Water Protectors are peacefully occupying and defending the banks of the Mississippi River
The Wilderness Society stands in solidarity with the Minnesota Chippewa Tribe (also known as the Anishinaabe or Ojibwe) and the frontline Water Protectors standing against Enbridge’s tar sands crude oil pipeline, Line 3, in Northern Minnesota. We respect their tribal sovereignty and Treaty Rights and support the Water Protectors’ brave leadership in putting their bodies on the line in defense of sacred lands, waters, their own food security and self-determination.
We affirm that Ojibwe Treaty Territory and Ancestral Homelands must not become fossil fuel sacrifice zones. We acknowledge Native Americans and Indigenous Peoples as the longest-serving stewards of the land and urge supporters of The Wilderness Society to stand with or donate in support of the Water Protectors peacefully occupying and defending the banks of the Mississippi River.
The proposed Line 3 expansion path cuts through the heart of Ojibwe Treaty Territory where tribal members retain the traditional and cultural rights—affirmed many times over by the US Supreme Court—to hunt, fish, gather, and hold ceremony.
Line 3 would result in devastating ecological harm to 211 waterways in its path including the Great Lakes—home to one-fifth of the world’s fresh water —and the destruction of sacred Ojibwe cultural sites including some of the last best wild rice beds in the world. The Ojibwe people have lived in essential harmony with these threatened wild rice beds for generations. Yet, despite ongoing legal appeals, the Canadian Enbridge corporation is pushing forward on pipeline construction and causing irreparable harm in the process.

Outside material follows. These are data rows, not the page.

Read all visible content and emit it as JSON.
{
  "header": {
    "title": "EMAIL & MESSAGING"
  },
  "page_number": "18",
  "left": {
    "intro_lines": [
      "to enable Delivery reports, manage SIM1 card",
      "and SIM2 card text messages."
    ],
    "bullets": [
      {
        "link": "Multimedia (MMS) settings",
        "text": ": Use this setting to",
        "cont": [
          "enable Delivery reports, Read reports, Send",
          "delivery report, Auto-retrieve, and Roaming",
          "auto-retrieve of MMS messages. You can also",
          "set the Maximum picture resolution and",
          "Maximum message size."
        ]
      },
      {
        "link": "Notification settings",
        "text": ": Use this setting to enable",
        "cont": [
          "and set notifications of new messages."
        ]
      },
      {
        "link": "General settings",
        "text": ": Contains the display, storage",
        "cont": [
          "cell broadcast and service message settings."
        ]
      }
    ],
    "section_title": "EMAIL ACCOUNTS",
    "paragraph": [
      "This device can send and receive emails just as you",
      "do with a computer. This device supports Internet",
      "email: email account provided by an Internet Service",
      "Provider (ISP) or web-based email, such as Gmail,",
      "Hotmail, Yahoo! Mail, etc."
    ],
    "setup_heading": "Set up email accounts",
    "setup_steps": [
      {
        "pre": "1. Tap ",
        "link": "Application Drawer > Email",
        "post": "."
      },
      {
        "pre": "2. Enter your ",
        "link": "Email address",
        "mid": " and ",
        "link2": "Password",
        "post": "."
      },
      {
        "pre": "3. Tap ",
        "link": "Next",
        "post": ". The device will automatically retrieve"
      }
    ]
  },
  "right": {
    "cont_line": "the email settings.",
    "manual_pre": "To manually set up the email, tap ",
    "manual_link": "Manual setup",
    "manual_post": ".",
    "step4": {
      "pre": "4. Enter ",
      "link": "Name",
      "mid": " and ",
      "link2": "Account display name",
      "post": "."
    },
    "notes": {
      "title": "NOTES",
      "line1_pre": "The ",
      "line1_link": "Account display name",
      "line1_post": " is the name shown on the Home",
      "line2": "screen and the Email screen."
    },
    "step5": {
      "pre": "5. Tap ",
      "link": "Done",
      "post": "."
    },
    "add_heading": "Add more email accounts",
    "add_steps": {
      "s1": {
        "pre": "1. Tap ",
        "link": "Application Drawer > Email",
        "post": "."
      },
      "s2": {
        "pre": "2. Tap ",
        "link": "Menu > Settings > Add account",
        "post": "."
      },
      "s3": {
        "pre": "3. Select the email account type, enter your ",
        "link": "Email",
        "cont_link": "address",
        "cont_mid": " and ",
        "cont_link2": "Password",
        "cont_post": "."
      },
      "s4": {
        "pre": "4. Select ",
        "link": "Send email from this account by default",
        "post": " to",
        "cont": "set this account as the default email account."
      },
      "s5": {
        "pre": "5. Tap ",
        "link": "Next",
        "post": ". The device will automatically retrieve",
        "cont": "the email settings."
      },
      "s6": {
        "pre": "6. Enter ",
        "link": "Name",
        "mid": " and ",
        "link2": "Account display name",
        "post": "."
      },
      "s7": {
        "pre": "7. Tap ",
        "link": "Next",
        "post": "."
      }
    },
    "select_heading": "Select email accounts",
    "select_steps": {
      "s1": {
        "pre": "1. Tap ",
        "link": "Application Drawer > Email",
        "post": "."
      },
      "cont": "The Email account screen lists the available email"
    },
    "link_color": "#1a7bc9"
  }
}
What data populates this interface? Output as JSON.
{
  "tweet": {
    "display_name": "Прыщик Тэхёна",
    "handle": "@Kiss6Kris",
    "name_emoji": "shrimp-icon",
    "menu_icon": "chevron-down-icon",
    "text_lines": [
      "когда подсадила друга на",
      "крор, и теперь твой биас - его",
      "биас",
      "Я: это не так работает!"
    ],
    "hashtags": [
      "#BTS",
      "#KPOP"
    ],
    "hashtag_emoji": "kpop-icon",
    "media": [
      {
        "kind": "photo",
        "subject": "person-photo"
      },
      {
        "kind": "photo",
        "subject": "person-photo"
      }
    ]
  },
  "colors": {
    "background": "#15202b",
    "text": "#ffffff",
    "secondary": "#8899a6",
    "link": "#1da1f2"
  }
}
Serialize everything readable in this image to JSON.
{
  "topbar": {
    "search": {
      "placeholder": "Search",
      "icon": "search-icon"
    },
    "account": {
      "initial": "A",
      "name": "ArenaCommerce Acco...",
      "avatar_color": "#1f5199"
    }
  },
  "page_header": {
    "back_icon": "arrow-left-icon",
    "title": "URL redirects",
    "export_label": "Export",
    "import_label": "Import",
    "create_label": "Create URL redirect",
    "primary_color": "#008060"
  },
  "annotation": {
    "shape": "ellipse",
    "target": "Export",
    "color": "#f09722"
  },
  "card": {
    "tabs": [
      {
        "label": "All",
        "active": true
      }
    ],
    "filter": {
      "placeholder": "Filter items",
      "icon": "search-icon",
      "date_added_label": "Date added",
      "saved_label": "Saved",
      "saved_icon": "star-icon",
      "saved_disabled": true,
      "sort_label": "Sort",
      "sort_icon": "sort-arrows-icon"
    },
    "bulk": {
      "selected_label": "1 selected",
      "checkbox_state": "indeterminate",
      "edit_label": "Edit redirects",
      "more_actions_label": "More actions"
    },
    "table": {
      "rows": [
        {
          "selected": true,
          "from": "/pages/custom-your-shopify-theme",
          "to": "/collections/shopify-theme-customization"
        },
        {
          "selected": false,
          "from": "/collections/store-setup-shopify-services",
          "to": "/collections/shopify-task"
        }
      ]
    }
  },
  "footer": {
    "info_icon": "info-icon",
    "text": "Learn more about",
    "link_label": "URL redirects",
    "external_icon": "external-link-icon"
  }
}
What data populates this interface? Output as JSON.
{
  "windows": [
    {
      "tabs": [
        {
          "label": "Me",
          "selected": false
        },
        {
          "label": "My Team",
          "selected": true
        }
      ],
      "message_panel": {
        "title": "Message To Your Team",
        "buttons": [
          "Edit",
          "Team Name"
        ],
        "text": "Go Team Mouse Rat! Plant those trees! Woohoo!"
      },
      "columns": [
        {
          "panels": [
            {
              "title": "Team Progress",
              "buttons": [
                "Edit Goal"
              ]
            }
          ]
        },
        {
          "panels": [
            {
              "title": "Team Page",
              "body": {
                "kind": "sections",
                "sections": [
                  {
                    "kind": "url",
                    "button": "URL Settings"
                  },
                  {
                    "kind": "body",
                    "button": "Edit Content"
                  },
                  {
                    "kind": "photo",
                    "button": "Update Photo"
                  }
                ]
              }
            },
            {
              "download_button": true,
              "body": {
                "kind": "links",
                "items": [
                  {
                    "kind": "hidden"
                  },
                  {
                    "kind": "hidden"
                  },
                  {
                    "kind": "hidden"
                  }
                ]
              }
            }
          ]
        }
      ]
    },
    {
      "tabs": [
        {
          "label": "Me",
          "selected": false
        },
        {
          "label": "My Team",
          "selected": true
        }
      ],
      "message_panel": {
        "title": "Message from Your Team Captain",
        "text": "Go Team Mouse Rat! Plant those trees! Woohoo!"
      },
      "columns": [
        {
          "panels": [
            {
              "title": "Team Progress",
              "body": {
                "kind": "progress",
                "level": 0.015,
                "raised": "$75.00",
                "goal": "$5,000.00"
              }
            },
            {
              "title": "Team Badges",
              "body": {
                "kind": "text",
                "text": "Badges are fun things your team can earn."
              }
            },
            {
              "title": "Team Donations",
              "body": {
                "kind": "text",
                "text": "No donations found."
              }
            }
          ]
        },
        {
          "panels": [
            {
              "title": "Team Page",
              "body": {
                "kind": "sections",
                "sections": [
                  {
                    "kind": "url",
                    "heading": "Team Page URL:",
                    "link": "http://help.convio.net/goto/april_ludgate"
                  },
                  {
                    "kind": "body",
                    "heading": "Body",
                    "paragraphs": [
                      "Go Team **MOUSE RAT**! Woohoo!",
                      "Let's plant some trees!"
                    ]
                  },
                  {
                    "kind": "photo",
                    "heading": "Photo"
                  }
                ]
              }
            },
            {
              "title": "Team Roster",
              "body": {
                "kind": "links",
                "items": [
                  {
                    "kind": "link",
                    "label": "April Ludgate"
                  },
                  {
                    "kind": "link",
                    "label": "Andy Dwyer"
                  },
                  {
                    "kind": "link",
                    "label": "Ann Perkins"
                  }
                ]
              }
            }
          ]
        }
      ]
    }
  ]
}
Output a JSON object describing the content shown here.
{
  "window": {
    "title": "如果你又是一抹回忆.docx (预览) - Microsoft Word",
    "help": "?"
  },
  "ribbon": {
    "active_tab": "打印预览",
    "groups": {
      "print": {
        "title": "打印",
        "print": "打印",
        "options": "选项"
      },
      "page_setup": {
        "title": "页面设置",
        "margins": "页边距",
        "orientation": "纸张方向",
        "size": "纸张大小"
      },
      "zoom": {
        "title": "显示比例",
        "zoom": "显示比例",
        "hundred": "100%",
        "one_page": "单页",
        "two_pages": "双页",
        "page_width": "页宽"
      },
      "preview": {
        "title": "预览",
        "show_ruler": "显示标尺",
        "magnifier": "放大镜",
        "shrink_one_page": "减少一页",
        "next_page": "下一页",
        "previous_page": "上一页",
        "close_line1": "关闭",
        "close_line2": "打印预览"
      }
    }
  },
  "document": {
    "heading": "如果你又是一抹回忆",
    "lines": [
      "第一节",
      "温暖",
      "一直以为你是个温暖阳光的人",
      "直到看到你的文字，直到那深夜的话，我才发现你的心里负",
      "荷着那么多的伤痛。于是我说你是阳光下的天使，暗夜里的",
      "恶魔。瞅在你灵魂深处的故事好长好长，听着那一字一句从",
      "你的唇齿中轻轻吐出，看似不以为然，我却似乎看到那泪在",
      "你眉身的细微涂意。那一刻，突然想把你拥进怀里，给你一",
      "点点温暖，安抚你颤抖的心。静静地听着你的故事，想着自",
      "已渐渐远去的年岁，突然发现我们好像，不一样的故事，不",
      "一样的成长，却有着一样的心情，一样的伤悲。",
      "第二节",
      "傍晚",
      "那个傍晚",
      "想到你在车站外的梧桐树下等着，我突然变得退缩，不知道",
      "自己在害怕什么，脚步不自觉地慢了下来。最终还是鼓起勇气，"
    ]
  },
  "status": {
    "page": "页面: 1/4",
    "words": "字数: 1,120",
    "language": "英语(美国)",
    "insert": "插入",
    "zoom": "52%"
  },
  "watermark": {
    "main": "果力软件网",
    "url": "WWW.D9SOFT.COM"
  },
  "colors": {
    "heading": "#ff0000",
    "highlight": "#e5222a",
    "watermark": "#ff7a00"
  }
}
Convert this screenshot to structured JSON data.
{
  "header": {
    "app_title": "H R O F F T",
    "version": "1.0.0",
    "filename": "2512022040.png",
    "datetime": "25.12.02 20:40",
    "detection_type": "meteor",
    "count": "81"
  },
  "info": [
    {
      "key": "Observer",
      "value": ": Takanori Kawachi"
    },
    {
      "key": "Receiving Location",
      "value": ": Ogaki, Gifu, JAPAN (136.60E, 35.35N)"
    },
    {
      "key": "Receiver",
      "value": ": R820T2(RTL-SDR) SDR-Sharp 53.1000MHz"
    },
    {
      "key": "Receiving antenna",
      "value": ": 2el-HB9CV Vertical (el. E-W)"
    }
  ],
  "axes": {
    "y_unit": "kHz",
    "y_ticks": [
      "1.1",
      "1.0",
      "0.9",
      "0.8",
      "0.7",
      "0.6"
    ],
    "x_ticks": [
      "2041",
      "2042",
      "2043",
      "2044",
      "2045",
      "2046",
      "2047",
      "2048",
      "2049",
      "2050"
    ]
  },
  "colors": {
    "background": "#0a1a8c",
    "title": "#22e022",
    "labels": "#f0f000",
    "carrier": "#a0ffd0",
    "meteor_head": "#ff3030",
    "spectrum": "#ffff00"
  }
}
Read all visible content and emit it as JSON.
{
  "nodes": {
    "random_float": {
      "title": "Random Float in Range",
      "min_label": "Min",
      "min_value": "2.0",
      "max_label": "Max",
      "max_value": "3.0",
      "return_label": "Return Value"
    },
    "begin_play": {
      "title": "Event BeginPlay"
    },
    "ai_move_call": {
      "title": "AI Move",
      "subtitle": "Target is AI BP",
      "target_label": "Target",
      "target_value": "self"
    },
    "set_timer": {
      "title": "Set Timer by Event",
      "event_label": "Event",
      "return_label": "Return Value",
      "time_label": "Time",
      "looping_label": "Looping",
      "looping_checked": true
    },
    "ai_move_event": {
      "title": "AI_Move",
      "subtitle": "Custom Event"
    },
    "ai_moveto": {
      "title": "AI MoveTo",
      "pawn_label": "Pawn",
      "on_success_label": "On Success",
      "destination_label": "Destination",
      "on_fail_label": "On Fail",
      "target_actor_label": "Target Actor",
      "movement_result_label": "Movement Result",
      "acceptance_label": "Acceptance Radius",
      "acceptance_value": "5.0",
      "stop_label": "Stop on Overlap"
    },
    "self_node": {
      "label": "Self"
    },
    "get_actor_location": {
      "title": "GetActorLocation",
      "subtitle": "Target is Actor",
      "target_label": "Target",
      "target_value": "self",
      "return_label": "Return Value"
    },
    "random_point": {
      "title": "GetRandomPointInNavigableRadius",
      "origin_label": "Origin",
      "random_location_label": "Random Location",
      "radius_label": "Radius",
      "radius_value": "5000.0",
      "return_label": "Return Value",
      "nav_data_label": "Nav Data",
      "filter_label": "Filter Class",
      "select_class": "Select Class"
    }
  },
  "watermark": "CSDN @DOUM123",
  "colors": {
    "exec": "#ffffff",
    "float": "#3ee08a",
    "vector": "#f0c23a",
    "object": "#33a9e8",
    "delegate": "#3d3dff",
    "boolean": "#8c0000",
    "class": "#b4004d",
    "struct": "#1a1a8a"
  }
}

This pipeline expansion will double the flow of the old pipeline it is replacing, up to 370,000 more barrels of oil per day. The additional oil transported through Line 3 is the equivalent of the total CO2 daily emissions of 16-18 million cars, every year the pipeline operates. Enbridge has calculated that the societal costs of climate change that might result from Line 3 could reach $287 billion over the next 30 years. The development and expansion of fossil fuel infrastructure like pipelines deepen North America’s dependence on fossil fuels, exacerbates the climate crisis and delays progress toward a clean energy future.
We urge Governor Walz to break the generations-old legacy of broken promises to Native nations in Minnesota, revisit his previous commitments to climate leadership and heed the call of tribal leaders to reverse permitting approvals for the Line 3 Pipeline. We call on President-Elect Biden to stand with Indigenous leaders and speak out against the construction of Enbridge’s Line 3 Pipeline. We ask local, state and federal governments to respect the Water Protectors' rights to peacefully protest without unjust or militarized intervention.
The Wilderness Society welcomes and encourages our friends and members to join us in supporting the brave frontline Water Protectors putting their bodies in harm's way to defend these sacred places and the health of our planet. The Minnesota Chippewa Tribe has stood with The Wilderness Society and our partners to protect the Boundary Waters Canoe Area Wilderness—also in Northern Minnesota and part of Ojibwe ancestral homelands —against damaging copper mining. Now we are asking you, our friends and supporters, to join us in standing with the Minnesota Chippewa Tribe. Please visit www.stopline3.org/take-action to learn more about how you can support Water Protectors, donate to their peaceful protest effort or join them on the front lines of the fight against the Line 3 Pipeline.
The Wilderness Society